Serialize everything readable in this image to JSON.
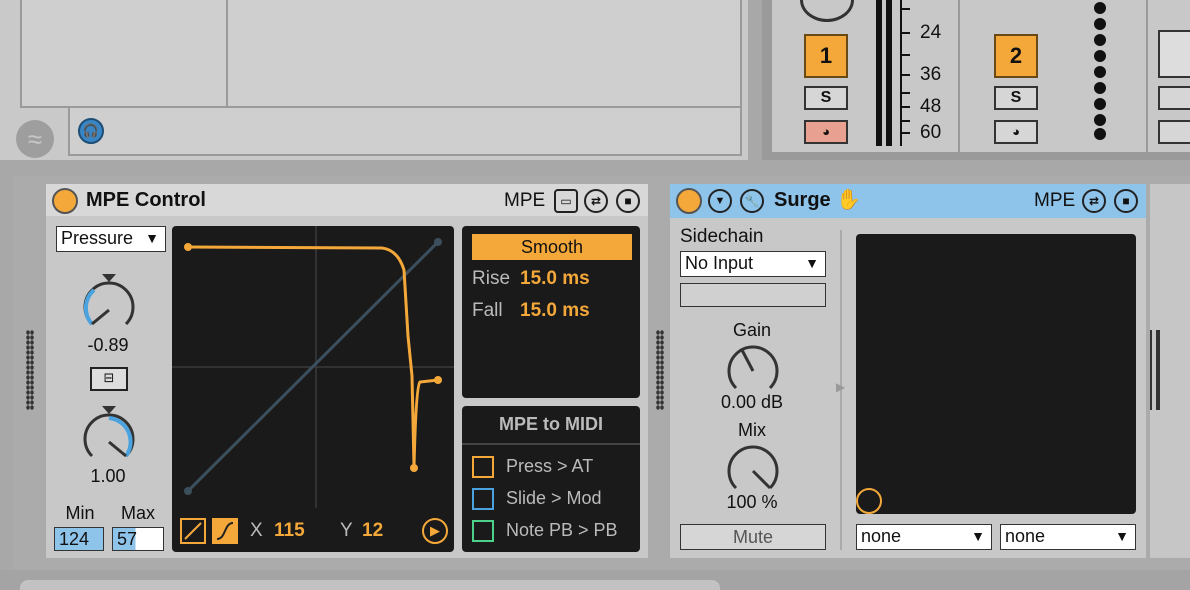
{
  "mixer": {
    "scale_labels": [
      "24",
      "36",
      "48",
      "60"
    ],
    "tracks": [
      {
        "number": "1",
        "solo": "S",
        "arm_color": "#e8a090"
      },
      {
        "number": "2",
        "solo": "S",
        "arm_color": "#d6d6d6"
      }
    ]
  },
  "mpe_control": {
    "title": "MPE Control",
    "mpe_label": "MPE",
    "source_select": "Pressure",
    "knob1_value": "-0.89",
    "knob2_value": "1.00",
    "min_label": "Min",
    "max_label": "Max",
    "min_value": "124",
    "max_value": "57",
    "x_label": "X",
    "x_value": "115",
    "y_label": "Y",
    "y_value": "12",
    "smooth_label": "Smooth",
    "rise_label": "Rise",
    "rise_value": "15.0 ms",
    "fall_label": "Fall",
    "fall_value": "15.0 ms",
    "mpe_to_midi_title": "MPE to MIDI",
    "routes": [
      {
        "label": "Press > AT",
        "color": "#f5a83a"
      },
      {
        "label": "Slide > Mod",
        "color": "#4aa3df"
      },
      {
        "label": "Note PB > PB",
        "color": "#4dd08a"
      }
    ]
  },
  "surge": {
    "title": "Surge",
    "mpe_label": "MPE",
    "sidechain_label": "Sidechain",
    "sidechain_input": "No Input",
    "gain_label": "Gain",
    "gain_value": "0.00 dB",
    "mix_label": "Mix",
    "mix_value": "100 %",
    "mute_label": "Mute",
    "select_left": "none",
    "select_right": "none"
  },
  "colors": {
    "accent": "#f5a83a",
    "surge_header": "#8ec3ea",
    "knob_arc": "#4aa3df"
  }
}
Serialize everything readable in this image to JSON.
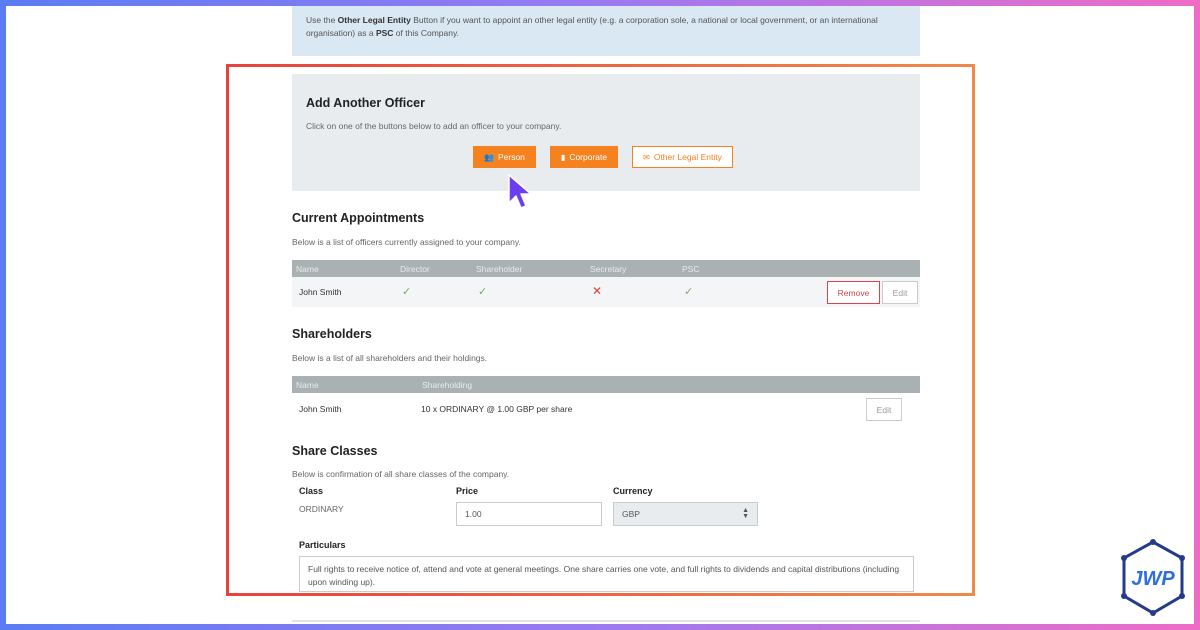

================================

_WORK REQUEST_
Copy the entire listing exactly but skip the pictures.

_FINISHED TASK_
Serialize everything readable in this image to JSON.
{
  "mixer": {
    "scale_labels": [
      "24",
      "36",
      "48",
      "60"
    ],
    "tracks": [
      {
        "number": "1",
        "solo": "S",
        "arm_color": "#e8a090"
      },
      {
        "number": "2",
        "solo": "S",
        "arm_color": "#d6d6d6"
      }
    ]
  },
  "mpe_control": {
    "title": "MPE Control",
    "mpe_label": "MPE",
    "source_select": "Pressure",
    "knob1_value": "-0.89",
    "knob2_value": "1.00",
    "min_label": "Min",
    "max_label": "Max",
    "min_value": "124",
    "max_value": "57",
    "x_label": "X",
    "x_value": "115",
    "y_label": "Y",
    "y_value": "12",
    "smooth_label": "Smooth",
    "rise_label": "Rise",
    "rise_value": "15.0 ms",
    "fall_label": "Fall",
    "fall_value": "15.0 ms",
    "mpe_to_midi_title": "MPE to MIDI",
    "routes": [
      {
        "label": "Press > AT",
        "color": "#f5a83a"
      },
      {
        "label": "Slide > Mod",
        "color": "#4aa3df"
      },
      {
        "label": "Note PB > PB",
        "color": "#4dd08a"
      }
    ]
  },
  "surge": {
    "title": "Surge",
    "mpe_label": "MPE",
    "sidechain_label": "Sidechain",
    "sidechain_input": "No Input",
    "gain_label": "Gain",
    "gain_value": "0.00 dB",
    "mix_label": "Mix",
    "mix_value": "100 %",
    "mute_label": "Mute",
    "select_left": "none",
    "select_right": "none"
  },
  "colors": {
    "accent": "#f5a83a",
    "surge_header": "#8ec3ea",
    "knob_arc": "#4aa3df"
  }
}
Serialize everything readable in this image to JSON.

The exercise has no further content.